## Supplied information:
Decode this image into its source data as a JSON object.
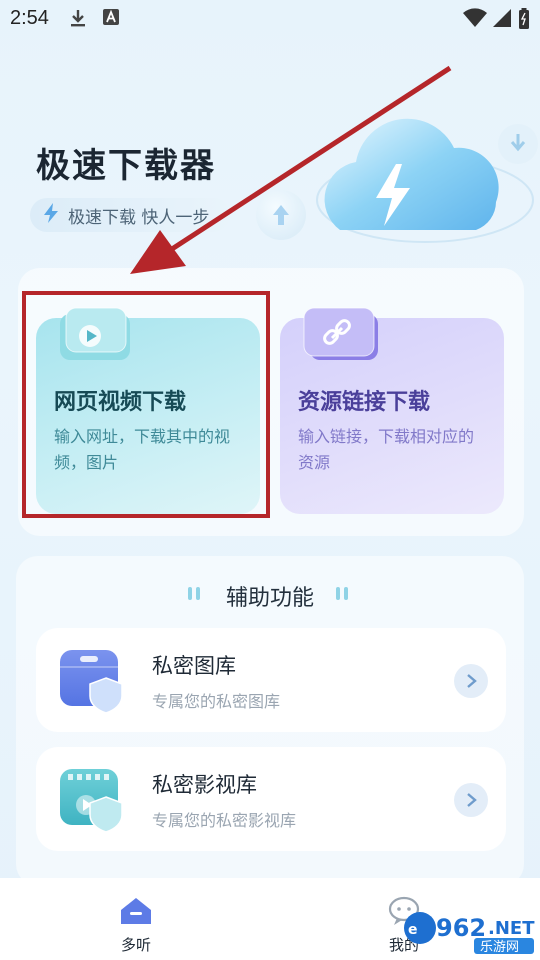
{
  "status_bar": {
    "time": "2:54"
  },
  "header": {
    "app_title": "极速下载器",
    "slogan": "极速下载 快人一步"
  },
  "features": [
    {
      "title": "网页视频下载",
      "desc": "输入网址，下载其中的视频，图片"
    },
    {
      "title": "资源链接下载",
      "desc": "输入链接，下载相对应的资源"
    }
  ],
  "aux_section": {
    "title": "辅助功能",
    "items": [
      {
        "title": "私密图库",
        "subtitle": "专属您的私密图库"
      },
      {
        "title": "私密影视库",
        "subtitle": "专属您的私密影视库"
      }
    ]
  },
  "bottom_nav": [
    {
      "label": "多听",
      "icon": "home-icon"
    },
    {
      "label": "我的",
      "icon": "chat-bubble-icon"
    }
  ],
  "watermark": {
    "brand": "962.NET",
    "sub": "乐游网"
  },
  "colors": {
    "accent_teal": "#a7e4ee",
    "accent_purple": "#d4d0fb",
    "highlight_red": "#b5262a"
  }
}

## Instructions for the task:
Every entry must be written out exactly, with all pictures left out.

## Solved problem:
Decode this image into its source data as a JSON object.
{
  "status_bar": {
    "time": "2:54"
  },
  "header": {
    "app_title": "极速下载器",
    "slogan": "极速下载 快人一步"
  },
  "features": [
    {
      "title": "网页视频下载",
      "desc": "输入网址，下载其中的视频，图片"
    },
    {
      "title": "资源链接下载",
      "desc": "输入链接，下载相对应的资源"
    }
  ],
  "aux_section": {
    "title": "辅助功能",
    "items": [
      {
        "title": "私密图库",
        "subtitle": "专属您的私密图库"
      },
      {
        "title": "私密影视库",
        "subtitle": "专属您的私密影视库"
      }
    ]
  },
  "bottom_nav": [
    {
      "label": "多听",
      "icon": "home-icon"
    },
    {
      "label": "我的",
      "icon": "chat-bubble-icon"
    }
  ],
  "watermark": {
    "brand": "962.NET",
    "sub": "乐游网"
  },
  "colors": {
    "accent_teal": "#a7e4ee",
    "accent_purple": "#d4d0fb",
    "highlight_red": "#b5262a"
  }
}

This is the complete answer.